**EXERCISE:**
Every record below is to be restated word for word.

**EXCERPTED DATA:**
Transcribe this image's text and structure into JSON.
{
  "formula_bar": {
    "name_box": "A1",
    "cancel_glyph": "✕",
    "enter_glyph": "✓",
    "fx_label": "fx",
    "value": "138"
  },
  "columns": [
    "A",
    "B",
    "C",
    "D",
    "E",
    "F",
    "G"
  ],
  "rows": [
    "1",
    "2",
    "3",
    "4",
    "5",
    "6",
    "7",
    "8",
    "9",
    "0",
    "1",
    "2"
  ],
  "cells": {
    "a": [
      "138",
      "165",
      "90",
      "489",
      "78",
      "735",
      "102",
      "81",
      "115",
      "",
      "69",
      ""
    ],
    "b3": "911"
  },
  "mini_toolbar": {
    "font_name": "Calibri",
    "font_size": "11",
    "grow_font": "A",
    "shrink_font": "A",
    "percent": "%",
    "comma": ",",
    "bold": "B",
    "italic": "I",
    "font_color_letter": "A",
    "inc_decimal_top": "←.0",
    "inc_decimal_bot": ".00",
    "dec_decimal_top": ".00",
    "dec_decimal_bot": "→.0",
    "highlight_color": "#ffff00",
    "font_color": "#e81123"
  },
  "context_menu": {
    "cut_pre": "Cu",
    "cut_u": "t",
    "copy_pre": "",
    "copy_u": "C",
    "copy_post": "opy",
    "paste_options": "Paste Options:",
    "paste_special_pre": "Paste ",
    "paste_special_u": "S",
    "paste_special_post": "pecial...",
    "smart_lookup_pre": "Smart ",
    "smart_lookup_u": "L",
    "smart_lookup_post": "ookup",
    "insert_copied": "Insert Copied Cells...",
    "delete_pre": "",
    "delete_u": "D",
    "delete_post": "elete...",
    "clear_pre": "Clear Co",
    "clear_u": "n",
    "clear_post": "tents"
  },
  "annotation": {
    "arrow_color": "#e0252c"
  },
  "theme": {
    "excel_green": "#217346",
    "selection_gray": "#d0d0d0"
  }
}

**RESPONSE TO THIS TASK:**
Transcribe this image's text and structure into JSON.
{
  "formula_bar": {
    "name_box": "A1",
    "cancel_glyph": "✕",
    "enter_glyph": "✓",
    "fx_label": "fx",
    "value": "138"
  },
  "columns": [
    "A",
    "B",
    "C",
    "D",
    "E",
    "F",
    "G"
  ],
  "rows": [
    "1",
    "2",
    "3",
    "4",
    "5",
    "6",
    "7",
    "8",
    "9",
    "0",
    "1",
    "2"
  ],
  "cells": {
    "a": [
      "138",
      "165",
      "90",
      "489",
      "78",
      "735",
      "102",
      "81",
      "115",
      "",
      "69",
      ""
    ],
    "b3": "911"
  },
  "mini_toolbar": {
    "font_name": "Calibri",
    "font_size": "11",
    "grow_font": "A",
    "shrink_font": "A",
    "percent": "%",
    "comma": ",",
    "bold": "B",
    "italic": "I",
    "font_color_letter": "A",
    "inc_decimal_top": "←.0",
    "inc_decimal_bot": ".00",
    "dec_decimal_top": ".00",
    "dec_decimal_bot": "→.0",
    "highlight_color": "#ffff00",
    "font_color": "#e81123"
  },
  "context_menu": {
    "cut_pre": "Cu",
    "cut_u": "t",
    "copy_pre": "",
    "copy_u": "C",
    "copy_post": "opy",
    "paste_options": "Paste Options:",
    "paste_special_pre": "Paste ",
    "paste_special_u": "S",
    "paste_special_post": "pecial...",
    "smart_lookup_pre": "Smart ",
    "smart_lookup_u": "L",
    "smart_lookup_post": "ookup",
    "insert_copied": "Insert Copied Cells...",
    "delete_pre": "",
    "delete_u": "D",
    "delete_post": "elete...",
    "clear_pre": "Clear Co",
    "clear_u": "n",
    "clear_post": "tents"
  },
  "annotation": {
    "arrow_color": "#e0252c"
  },
  "theme": {
    "excel_green": "#217346",
    "selection_gray": "#d0d0d0"
  }
}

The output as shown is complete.